The visible universe or the gross world follows the classical physics. Basically, the state of the universe can be determined by summing up the state of all its components. If mass (m), velocity (v) and position (x) of all the components are known, the state of the system can be determined.

Whole = Σ (m,v,x)parts

However as we go to the level of elementary particles, the classical physics fails to hold and quantum mechanics has to be adopted and some new principles come into play. Thus there is a natural division between physical laws of classical physics, applicable to the gross universe, bigger than an atom, and the quantum physics applicable to the subtle world, consisting of elementary particles and the micro universe. In classical physics, a prposition that " a particle is at position x" is either true or false. In contrast, in quantum physics, the best that can be said is that if a measurement of position is made, the probability that the particle will be at a position x would lie between 0 to 1.
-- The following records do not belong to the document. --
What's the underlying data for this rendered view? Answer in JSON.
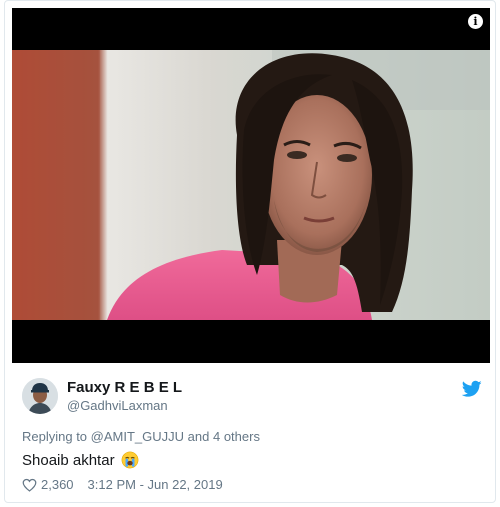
{
  "tweet": {
    "author_name": "Fauxy R E B E L",
    "author_handle": "@GadhviLaxman",
    "reply_prefix": "Replying to",
    "reply_to": "@AMIT_GUJJU",
    "reply_suffix": "and 4 others",
    "text": "Shoaib akhtar",
    "likes": "2,360",
    "timestamp": "3:12 PM - Jun 22, 2019"
  },
  "icons": {
    "media_info": "info-icon",
    "brand": "twitter-bird-icon",
    "emoji": "loudly-crying-face-icon",
    "like": "heart-icon"
  },
  "colors": {
    "twitter_blue": "#1da1f2",
    "text_primary": "#14171a",
    "text_secondary": "#657786",
    "border": "#e1e8ed"
  }
}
Quantum mechanics is the crowning glory of the 20th century physics. What does it say? Physicists were forced to develop it because the laws of the so called classical physics ie of macro world are not found to be valid in the microworld. After a lot of debate to understand the quantum behaviour, Feynman, a Nobel Laureate and one of the greatest  minds of the modern era said "nobody understands quantum mechanics….. I am going to tell you what nature behaves like. If you will simply admit that may be she does behave like this, you will find her a delightful, enchanting thing. Do not keep saying to yourself…. 'how it can be like that?' Because you will get into a blind alley from which nobody has escaped . No body knows how it behaves like that." Some Quantum phenomena can not be described in a language, they are "crazy beyond words", and can not be comprehended by common logic.

New principles have been used to define the behaviour of particles in the microworld. The principle of symmetry and complementarity seem to play some role in the macroworld too but in the micro world, we have, in addition to these principles, the Heisenberg's uncertainty principle, Pauli's exclusion principle and so on. Before we discuss the quantum behaviour, we will briefly introduce some of these principles which have helped us in understanding the nature of the universe.

1. Principle of Complementarity
2. Principle of symmetry
3. Uncertainty principle
4. exclusion principle